“A recent study by the California Department of Water Resources summarized the California Aqueduct’s pumping energy requirements and power generating recoveries along the entire system, with a net energy of 4.4 kW-hr used per cubic meter of water conveyed the entire length of the aqueduct, 444 miles. This is slightly more than the energy requirements for reverse osmosis desalination of seawater. Energies now being equal, ocean desalination is becoming a competitive alternative for Southern California coastal communities. However, living in a dry place 444 miles from the coast would require both the desalination and conveyance energy inputs.”
–John Hoaglund, The Energy Asset of Freshwater, in Entropy Happens
Energy and Water: Promoting clean energy requires energy carriers: lithium from natural brines, and hydrogen from brine electrolysis
Whatever is used for a primary energy source (PES), remote application of the energy as electricity, including use in an electric car, requires an energy carrier (EC). If we look at the auto-industry, bets have been made on the two most viable energy carriers currently being used in electric vehicles, lithium used in a battery [Tesla] and hydrogen used in a fuel cell [Toyota], both having environmental consequences.
Lithium is a relatively rare element requiring mining, sparking speculation and competition for limited resources. A major supply of lithium comes from natural brine resources, including Chile and, “the only operating lithium mine in the US … in Clayton Valley, Nevada.” [ map ] The production (pumping) of the brine and extraction of lithium leaves other salt wastes that can salinize local water supplies. Hydrogen is supplied by either the steam reforming of natural gas, which emits CO2 (methane is reacted with oxygen to form hydrogen and carbon dioxide), or from the electrolysis of water, including freshwater and brine.

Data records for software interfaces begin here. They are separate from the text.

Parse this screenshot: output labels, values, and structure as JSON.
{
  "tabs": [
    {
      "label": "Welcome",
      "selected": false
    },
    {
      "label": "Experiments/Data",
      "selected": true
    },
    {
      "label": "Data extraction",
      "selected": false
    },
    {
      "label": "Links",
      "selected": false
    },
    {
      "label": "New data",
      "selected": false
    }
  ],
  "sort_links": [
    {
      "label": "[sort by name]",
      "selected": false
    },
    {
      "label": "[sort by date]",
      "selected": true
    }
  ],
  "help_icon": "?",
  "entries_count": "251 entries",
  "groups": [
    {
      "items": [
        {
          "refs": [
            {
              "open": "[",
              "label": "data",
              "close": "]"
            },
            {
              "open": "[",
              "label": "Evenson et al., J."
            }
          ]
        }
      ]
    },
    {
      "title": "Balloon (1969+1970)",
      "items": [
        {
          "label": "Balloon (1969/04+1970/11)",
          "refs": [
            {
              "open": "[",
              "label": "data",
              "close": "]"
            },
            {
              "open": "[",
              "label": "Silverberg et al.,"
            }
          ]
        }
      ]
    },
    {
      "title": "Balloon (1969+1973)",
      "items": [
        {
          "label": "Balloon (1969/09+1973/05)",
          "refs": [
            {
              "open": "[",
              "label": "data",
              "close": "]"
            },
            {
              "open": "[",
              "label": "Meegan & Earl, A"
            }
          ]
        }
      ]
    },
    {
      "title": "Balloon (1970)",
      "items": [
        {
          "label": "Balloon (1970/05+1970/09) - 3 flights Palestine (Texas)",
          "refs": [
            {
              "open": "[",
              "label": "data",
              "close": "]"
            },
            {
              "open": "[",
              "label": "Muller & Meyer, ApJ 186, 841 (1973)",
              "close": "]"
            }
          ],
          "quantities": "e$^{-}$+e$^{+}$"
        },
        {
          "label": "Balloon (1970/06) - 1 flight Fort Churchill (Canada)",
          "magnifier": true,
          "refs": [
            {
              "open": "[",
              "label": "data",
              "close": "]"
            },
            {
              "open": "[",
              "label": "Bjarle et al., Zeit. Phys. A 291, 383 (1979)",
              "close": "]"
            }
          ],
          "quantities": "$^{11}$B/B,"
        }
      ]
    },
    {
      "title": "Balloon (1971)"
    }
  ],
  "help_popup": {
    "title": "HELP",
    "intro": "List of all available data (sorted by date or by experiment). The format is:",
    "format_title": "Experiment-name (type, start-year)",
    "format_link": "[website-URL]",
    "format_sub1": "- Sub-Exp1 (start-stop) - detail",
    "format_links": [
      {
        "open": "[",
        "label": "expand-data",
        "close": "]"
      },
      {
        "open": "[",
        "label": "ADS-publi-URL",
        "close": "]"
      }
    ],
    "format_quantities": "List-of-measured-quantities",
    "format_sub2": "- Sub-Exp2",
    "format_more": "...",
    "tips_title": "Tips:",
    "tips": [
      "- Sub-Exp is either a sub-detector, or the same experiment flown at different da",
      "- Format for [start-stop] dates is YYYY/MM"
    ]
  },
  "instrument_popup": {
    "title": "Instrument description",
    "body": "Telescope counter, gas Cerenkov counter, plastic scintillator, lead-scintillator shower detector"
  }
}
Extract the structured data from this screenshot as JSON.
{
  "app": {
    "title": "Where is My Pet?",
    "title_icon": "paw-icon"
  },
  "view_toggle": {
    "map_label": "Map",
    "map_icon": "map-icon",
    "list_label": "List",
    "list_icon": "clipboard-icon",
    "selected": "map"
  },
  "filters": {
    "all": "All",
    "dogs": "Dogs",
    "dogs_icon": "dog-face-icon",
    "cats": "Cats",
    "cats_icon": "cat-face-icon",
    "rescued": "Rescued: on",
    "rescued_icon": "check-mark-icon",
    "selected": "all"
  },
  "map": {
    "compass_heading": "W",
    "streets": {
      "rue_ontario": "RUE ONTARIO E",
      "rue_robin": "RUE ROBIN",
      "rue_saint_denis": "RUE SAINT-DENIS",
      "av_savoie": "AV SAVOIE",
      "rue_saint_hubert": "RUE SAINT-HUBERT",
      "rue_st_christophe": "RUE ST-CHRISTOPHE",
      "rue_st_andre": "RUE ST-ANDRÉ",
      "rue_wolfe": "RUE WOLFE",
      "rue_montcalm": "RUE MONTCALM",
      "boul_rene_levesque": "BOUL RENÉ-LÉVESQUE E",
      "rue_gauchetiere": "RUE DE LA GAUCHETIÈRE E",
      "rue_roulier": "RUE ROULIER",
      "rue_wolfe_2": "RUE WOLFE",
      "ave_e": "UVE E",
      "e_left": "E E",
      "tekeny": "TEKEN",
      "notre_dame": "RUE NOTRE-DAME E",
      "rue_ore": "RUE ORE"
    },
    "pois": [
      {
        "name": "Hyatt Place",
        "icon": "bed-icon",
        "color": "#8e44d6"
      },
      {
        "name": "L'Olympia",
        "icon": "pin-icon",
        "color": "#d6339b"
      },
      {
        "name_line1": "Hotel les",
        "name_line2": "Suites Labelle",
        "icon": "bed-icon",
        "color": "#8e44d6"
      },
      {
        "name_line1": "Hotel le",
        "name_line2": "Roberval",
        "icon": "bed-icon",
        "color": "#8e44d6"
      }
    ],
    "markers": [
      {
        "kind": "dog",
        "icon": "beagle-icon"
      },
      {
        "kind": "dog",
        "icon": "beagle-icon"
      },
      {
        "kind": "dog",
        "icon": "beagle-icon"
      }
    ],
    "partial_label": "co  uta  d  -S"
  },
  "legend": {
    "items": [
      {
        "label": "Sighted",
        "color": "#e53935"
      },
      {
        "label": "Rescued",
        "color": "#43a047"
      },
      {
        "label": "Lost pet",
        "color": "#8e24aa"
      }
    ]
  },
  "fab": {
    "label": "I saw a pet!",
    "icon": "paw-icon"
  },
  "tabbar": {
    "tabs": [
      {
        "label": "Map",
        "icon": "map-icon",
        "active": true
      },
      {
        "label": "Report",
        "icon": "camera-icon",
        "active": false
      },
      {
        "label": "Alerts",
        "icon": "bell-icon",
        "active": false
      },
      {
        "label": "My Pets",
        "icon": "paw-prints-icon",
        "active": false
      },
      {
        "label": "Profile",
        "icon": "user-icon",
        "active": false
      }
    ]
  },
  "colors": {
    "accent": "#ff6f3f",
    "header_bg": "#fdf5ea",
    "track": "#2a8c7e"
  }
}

“The only byproduct of hydrogen fuel cell energy output is pure water, but with water as a source of the hydrogen, the pure water leaving a fuel-cell is derived from purified water entering an electrolyzer, a chemical electrolytic cell used for the production of hydrogen. Electrolysis can be conducted on either freshwater or saline water, however freshwater electrolysis is more efficient, putting more of the input energy (electricity) into hydrogen rather than byproducts. Freshwater electrolysis requires specific chemical solutions to be made with deionized water. Thus to avoid byproducts, the electrolysis of seawater requires initial desalination, which is also energy intensive. Desalination is increasingly being used as an option for producing fresh drinking water in arid regions, but the energy expense is only justified by the high population demand for drinking water in areas such as southern California. Alternatively the electrolysis of seawater or brine can be conducted using chlor-alkali electrolysis, but in addition to hydrogen, much of the energy is sunk into other compounds, such as chlorine compounds [ClOx and HCl] and sodium hydroxide [NaOH], requiring either market use or disposal options for these byproducts. It turns out the sodium hydroxide [NaOH] can be used to sequester carbon.”
–John Hoaglund, An Ultimate Resource Limitation for Hydrogen?, in Entropy Happens